# The data
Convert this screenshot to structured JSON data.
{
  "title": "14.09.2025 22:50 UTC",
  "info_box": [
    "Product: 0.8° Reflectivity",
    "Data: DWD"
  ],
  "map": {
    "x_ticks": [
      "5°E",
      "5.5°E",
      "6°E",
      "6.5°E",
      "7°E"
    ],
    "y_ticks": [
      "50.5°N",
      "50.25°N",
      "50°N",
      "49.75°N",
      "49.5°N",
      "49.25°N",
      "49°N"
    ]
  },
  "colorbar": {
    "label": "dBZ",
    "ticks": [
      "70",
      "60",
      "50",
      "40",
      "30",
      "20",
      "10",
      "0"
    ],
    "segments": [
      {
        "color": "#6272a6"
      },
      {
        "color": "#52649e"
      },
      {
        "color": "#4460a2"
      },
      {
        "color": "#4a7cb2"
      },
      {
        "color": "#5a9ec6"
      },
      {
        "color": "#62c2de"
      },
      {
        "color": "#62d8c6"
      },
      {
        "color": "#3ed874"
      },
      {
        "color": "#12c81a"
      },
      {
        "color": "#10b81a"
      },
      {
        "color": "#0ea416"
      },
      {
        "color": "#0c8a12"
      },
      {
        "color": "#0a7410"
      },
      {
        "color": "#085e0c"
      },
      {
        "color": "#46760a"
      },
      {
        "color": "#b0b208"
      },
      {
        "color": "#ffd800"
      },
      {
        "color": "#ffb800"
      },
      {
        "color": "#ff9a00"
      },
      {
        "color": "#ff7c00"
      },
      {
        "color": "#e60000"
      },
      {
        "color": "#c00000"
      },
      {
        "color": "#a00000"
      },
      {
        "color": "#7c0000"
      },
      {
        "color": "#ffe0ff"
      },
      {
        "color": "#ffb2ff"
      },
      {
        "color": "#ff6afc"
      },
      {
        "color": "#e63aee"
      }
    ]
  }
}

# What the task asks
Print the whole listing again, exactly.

# Solved problem
Convert this screenshot to structured JSON data.
{
  "title": "14.09.2025 22:50 UTC",
  "info_box": [
    "Product: 0.8° Reflectivity",
    "Data: DWD"
  ],
  "map": {
    "x_ticks": [
      "5°E",
      "5.5°E",
      "6°E",
      "6.5°E",
      "7°E"
    ],
    "y_ticks": [
      "50.5°N",
      "50.25°N",
      "50°N",
      "49.75°N",
      "49.5°N",
      "49.25°N",
      "49°N"
    ]
  },
  "colorbar": {
    "label": "dBZ",
    "ticks": [
      "70",
      "60",
      "50",
      "40",
      "30",
      "20",
      "10",
      "0"
    ],
    "segments": [
      {
        "color": "#6272a6"
      },
      {
        "color": "#52649e"
      },
      {
        "color": "#4460a2"
      },
      {
        "color": "#4a7cb2"
      },
      {
        "color": "#5a9ec6"
      },
      {
        "color": "#62c2de"
      },
      {
        "color": "#62d8c6"
      },
      {
        "color": "#3ed874"
      },
      {
        "color": "#12c81a"
      },
      {
        "color": "#10b81a"
      },
      {
        "color": "#0ea416"
      },
      {
        "color": "#0c8a12"
      },
      {
        "color": "#0a7410"
      },
      {
        "color": "#085e0c"
      },
      {
        "color": "#46760a"
      },
      {
        "color": "#b0b208"
      },
      {
        "color": "#ffd800"
      },
      {
        "color": "#ffb800"
      },
      {
        "color": "#ff9a00"
      },
      {
        "color": "#ff7c00"
      },
      {
        "color": "#e60000"
      },
      {
        "color": "#c00000"
      },
      {
        "color": "#a00000"
      },
      {
        "color": "#7c0000"
      },
      {
        "color": "#ffe0ff"
      },
      {
        "color": "#ffb2ff"
      },
      {
        "color": "#ff6afc"
      },
      {
        "color": "#e63aee"
      }
    ]
  }
}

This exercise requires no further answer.